:: EXTRACTED DATA ::

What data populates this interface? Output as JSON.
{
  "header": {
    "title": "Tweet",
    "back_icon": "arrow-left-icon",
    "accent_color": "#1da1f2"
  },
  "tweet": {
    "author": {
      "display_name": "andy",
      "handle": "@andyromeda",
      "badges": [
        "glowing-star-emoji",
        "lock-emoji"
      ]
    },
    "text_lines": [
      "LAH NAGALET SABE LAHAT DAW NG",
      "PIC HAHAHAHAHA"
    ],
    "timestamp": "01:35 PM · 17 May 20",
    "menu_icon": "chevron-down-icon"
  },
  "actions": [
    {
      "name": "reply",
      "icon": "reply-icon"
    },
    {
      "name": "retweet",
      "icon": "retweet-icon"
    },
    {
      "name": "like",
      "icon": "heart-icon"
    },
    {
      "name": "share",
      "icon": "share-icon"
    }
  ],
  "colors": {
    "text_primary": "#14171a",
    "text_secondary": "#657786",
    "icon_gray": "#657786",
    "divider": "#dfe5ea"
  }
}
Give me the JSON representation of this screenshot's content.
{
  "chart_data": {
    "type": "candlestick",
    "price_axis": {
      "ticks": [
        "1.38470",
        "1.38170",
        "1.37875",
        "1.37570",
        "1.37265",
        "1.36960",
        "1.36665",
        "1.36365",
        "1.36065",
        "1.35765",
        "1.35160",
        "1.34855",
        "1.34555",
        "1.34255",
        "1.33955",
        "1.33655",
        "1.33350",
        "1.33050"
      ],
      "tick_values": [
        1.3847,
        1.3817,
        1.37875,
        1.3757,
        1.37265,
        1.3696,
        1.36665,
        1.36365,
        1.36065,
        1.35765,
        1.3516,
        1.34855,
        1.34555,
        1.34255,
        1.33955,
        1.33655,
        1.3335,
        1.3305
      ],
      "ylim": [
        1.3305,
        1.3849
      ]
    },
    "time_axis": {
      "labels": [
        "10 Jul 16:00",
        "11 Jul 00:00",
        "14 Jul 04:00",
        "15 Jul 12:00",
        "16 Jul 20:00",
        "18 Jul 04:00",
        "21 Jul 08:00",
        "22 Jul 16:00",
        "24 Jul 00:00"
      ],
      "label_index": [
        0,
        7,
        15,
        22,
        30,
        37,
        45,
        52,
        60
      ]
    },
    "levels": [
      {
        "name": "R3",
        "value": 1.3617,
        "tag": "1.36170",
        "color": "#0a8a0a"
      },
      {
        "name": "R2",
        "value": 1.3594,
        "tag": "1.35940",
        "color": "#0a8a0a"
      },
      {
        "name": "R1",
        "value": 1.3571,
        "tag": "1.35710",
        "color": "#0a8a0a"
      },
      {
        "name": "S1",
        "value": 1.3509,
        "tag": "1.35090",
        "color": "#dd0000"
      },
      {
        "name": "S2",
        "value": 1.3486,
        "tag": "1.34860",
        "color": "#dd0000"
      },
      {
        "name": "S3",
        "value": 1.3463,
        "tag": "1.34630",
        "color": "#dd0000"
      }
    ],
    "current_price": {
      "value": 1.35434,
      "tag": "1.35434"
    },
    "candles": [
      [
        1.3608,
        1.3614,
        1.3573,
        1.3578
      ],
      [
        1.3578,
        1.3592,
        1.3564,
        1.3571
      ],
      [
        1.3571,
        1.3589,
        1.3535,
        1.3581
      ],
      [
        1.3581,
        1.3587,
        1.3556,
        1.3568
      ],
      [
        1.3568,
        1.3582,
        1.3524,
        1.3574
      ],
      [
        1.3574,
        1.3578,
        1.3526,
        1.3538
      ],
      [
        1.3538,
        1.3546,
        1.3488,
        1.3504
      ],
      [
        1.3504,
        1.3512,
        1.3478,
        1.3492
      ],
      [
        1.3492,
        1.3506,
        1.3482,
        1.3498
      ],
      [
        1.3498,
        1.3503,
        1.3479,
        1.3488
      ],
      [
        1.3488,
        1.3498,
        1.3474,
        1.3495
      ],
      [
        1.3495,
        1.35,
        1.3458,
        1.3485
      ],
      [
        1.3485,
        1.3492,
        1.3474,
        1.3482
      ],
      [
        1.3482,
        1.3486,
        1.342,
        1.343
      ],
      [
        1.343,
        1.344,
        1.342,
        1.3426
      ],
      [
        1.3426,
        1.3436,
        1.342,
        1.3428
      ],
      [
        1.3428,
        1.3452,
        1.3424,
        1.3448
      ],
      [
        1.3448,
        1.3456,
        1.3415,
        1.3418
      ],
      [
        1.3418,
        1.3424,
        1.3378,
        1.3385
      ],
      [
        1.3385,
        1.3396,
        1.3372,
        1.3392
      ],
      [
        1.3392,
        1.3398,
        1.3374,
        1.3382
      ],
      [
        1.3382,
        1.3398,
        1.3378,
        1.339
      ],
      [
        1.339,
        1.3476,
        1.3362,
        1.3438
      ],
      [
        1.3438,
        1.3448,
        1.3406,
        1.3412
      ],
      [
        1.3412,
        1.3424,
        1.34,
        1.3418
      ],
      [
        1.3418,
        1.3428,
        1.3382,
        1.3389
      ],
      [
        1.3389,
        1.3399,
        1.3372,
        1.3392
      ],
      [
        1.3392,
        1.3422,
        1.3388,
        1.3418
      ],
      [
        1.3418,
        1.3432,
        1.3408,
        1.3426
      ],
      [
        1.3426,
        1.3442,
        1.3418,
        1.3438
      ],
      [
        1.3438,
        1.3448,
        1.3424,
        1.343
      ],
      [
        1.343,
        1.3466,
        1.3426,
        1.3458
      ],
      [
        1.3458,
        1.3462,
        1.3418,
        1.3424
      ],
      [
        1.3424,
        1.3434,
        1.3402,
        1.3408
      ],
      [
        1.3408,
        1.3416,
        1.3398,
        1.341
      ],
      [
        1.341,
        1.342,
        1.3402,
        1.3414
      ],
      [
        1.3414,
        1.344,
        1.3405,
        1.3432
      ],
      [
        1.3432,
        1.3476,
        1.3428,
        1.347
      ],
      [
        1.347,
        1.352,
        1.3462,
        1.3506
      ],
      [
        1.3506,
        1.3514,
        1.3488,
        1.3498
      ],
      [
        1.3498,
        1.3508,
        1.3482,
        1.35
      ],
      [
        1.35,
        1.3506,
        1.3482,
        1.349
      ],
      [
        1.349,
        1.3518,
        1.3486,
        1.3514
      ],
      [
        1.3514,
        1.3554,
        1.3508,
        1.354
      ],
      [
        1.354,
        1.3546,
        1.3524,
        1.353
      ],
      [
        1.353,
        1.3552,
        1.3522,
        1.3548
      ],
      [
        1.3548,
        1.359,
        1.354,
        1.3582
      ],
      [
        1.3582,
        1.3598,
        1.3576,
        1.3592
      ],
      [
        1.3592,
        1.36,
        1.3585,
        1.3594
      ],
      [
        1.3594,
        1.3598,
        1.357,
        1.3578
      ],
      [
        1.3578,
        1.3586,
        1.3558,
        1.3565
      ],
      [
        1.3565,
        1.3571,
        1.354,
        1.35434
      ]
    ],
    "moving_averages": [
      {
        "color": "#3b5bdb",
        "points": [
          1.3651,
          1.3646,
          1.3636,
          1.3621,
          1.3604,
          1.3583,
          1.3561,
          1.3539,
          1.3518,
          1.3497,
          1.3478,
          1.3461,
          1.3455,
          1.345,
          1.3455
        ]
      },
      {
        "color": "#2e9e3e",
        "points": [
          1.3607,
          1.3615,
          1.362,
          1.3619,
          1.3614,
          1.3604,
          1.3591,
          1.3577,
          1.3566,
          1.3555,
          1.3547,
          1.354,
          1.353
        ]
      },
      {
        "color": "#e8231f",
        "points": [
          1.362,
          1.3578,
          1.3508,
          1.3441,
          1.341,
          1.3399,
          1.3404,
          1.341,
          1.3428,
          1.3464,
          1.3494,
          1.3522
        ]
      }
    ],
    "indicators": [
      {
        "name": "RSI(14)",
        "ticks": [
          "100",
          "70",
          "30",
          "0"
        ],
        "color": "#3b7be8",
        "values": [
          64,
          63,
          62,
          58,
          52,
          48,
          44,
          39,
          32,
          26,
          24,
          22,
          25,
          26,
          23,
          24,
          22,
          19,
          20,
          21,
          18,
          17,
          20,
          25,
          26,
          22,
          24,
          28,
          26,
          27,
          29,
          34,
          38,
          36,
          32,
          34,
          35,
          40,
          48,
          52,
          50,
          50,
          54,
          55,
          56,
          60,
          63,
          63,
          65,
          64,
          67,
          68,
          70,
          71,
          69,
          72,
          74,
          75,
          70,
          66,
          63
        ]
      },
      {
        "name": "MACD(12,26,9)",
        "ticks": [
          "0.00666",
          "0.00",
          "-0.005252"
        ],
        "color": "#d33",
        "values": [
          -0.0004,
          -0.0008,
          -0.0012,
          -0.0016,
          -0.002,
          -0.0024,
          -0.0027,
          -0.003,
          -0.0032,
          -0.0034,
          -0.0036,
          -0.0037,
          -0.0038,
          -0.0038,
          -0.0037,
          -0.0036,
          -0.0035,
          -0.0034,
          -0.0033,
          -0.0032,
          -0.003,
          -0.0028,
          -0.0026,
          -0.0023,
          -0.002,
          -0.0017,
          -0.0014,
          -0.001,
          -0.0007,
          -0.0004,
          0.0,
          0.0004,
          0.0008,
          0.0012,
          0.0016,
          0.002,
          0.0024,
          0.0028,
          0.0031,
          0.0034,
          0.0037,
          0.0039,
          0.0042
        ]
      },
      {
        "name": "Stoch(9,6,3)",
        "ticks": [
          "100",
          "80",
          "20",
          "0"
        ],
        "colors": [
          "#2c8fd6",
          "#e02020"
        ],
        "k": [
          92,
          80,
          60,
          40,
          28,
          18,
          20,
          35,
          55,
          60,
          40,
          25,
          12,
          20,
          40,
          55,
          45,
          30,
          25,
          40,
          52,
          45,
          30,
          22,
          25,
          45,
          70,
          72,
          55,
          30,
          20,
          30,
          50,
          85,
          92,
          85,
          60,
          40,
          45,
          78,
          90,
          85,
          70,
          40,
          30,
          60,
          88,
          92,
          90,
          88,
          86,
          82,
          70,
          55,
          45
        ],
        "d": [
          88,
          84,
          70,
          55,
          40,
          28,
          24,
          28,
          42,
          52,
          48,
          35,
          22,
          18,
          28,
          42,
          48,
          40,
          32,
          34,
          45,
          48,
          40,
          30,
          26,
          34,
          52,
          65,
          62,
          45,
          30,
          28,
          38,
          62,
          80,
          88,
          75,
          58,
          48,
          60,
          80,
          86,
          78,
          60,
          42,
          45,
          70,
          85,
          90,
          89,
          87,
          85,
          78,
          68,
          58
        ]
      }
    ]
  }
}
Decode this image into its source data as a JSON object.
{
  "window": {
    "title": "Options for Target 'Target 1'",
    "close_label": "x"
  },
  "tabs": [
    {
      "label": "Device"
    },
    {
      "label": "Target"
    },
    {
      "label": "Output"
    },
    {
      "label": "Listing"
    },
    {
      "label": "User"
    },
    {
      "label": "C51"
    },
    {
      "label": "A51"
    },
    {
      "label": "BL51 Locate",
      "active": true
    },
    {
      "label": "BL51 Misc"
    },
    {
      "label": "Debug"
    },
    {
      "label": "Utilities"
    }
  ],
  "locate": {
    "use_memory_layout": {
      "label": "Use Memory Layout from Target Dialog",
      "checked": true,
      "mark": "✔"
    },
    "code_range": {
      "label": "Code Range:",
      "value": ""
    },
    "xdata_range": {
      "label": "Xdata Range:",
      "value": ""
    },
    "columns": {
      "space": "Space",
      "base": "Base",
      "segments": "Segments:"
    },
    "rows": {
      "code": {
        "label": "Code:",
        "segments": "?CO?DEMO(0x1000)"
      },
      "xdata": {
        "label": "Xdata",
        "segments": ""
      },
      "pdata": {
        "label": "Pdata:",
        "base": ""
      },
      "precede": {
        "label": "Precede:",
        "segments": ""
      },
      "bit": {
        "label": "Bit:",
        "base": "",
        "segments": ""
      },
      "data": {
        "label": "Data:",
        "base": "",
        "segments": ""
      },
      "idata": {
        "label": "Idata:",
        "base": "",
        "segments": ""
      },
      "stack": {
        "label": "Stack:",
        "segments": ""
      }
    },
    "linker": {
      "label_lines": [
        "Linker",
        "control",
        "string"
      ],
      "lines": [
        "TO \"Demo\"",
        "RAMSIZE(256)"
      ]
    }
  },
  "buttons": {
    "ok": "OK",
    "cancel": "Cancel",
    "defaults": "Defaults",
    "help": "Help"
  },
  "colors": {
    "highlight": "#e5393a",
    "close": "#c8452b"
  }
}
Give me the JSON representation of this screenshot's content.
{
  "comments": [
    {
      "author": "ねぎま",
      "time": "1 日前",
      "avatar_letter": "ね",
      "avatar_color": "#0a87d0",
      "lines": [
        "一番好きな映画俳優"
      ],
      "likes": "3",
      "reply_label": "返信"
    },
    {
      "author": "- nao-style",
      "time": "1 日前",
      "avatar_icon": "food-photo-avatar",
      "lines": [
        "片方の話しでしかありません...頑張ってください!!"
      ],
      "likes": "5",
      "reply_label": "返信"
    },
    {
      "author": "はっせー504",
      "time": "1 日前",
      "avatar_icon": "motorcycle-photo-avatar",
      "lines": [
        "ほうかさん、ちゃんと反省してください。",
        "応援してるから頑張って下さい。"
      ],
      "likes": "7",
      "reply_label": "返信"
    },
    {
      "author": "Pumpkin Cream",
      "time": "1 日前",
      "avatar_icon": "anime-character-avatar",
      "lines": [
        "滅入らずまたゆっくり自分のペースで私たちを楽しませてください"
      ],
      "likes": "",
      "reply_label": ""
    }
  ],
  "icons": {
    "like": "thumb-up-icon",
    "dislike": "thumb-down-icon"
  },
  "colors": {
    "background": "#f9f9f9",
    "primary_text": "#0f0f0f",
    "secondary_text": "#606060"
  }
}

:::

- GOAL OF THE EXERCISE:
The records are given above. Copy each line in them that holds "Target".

- EXPECTED OUTPUT:
    "title": "Options for Target 'Target 1'",
      "label": "Target"
      "label": "Use Memory Layout from Target Dialog",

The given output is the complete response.